    (I’m kidding of course. Just imagine the uproar from ‘persecuted Christians’ if that happened.)

  41. #41 windy
    February 17, 2008

    Now granted, I threw out the figure ‘a few thousand’ for rhetoric’s sake, because it’s nice and round and fits somewhere between 10,000 and 100,000 years of cousins begotten of cousins humanly classifiable. But because I’ve heard so many different figures thrown around for as long as I’ve been conscious of the evolutionary mechanism, I am quite curious to know roughly how removed I might be from various populations of humans, and from the first definitive emergence of our very first fully human ancestors.

    The most recent common ancestor (MRCA) of humans is much more recent than the first modern human. Several different figures can be correct, since they are estimating different things. You might have heard of Mitochondrial Eve, the ancestor of all humans through the female line only, and she’s estimated to have lived 130,000 years ago. But if you calculate descent through both males and females, there are a lot more possible ways to be related, and it turns out that the MRCA of all living humans probably lived only a few thousand years ago (like Erp said in #70).

    There’s no single way to calculate how far removed you are from different populations of humans, since you’ll have a mixture of recent and a bit less recent ancestors. The same with your cousin (if you didn’t mean that figuratively): your most recent common ancestor was 2 generations back (or more if not a first cousin), but you have other ancestors that go a bit further back.

  42. #42 Kristine
    February 17, 2008

    He doesn’t even make sense.
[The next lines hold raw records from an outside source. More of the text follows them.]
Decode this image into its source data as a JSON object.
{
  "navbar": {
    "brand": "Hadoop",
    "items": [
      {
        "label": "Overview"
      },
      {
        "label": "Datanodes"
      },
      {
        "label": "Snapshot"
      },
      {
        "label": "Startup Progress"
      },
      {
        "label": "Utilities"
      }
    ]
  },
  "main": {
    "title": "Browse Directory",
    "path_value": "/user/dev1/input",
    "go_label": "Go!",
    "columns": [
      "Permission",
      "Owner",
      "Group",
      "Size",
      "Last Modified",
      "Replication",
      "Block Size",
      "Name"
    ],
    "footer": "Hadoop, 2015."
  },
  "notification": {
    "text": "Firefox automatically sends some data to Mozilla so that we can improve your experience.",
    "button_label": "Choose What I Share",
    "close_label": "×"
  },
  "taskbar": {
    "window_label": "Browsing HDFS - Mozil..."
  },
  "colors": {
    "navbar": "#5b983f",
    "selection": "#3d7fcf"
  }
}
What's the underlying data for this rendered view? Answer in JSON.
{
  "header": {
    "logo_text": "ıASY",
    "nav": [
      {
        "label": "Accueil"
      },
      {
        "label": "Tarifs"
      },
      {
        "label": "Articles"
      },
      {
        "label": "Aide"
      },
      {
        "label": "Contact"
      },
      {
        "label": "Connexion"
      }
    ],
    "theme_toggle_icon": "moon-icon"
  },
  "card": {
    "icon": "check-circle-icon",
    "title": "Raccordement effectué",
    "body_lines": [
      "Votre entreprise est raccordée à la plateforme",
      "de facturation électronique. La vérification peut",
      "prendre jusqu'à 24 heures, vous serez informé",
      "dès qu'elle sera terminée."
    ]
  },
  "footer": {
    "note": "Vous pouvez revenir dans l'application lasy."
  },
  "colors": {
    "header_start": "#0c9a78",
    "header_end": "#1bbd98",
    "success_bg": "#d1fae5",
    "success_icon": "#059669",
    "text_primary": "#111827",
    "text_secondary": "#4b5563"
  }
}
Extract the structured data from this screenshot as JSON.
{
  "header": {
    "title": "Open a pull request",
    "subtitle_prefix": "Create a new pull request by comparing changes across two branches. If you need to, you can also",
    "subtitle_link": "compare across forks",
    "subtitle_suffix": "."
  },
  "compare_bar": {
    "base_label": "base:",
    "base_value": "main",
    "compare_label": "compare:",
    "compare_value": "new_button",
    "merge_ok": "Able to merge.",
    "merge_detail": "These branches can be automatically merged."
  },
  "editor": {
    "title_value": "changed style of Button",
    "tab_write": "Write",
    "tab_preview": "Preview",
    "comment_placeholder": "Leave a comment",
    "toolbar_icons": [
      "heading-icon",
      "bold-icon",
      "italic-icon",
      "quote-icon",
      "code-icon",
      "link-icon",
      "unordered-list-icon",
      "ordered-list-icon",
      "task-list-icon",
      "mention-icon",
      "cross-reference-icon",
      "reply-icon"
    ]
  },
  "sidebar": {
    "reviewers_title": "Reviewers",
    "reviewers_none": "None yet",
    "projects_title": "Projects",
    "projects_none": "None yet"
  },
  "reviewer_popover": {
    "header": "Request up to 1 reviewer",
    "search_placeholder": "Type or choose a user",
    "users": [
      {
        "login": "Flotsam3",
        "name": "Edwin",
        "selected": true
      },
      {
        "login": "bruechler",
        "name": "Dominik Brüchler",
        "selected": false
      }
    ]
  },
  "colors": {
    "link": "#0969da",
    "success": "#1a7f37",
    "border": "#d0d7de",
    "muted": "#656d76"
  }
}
It’s not a matter of not paying attention in Biology class – it’s simply too much speaking in glossolalia, because that’s what he’s doing here.

  43. #43 Duff
    February 17, 2008

    I think it truly wonderful how this man has instantly become world famous for being a complete moron. May His Pastiferous Holiness continue to bless the internet.

  44. #44 Ragutis
    February 17, 2008

    Looked into Grand Ridge a little more. Checking out the Google map, what struck me as particularly sad was that this moron lives around 20 miles from a nice big honkin clue that the planet is quite a bit more than 6000 yrs. old. and shaped by a long slow progression of processes rather than a snap of divine fingers:

    http://www.floridastateparks.org/floridacaverns/

  45. #45 truth machine
    February 17, 2008

    But what progress on how cells got their act together to begin with?

    Why don’t you look into it and get back to us. You can start with http://scholar.google.com/scholar?q=abiogenesis&as_ylo=2007

  46. #46 Sean LeBlanc
    February 17, 2008

    At the 146 mark, it’s the third science teacher defending nonsense.

    I’m so glad I didn’t have any of these geniuses for a science teacher, and I feel sorry for those that do have these people for teachers.

  47. #47 Jonesy
    February 18, 2008

    He seems more like a nut than an orange to me.

  48. #48 Video
    March 2, 2008

    I challenge someone to find Interstate 60. But then, why get any facts straight he coffee maker, laughed at me for not consulting him before I watched that.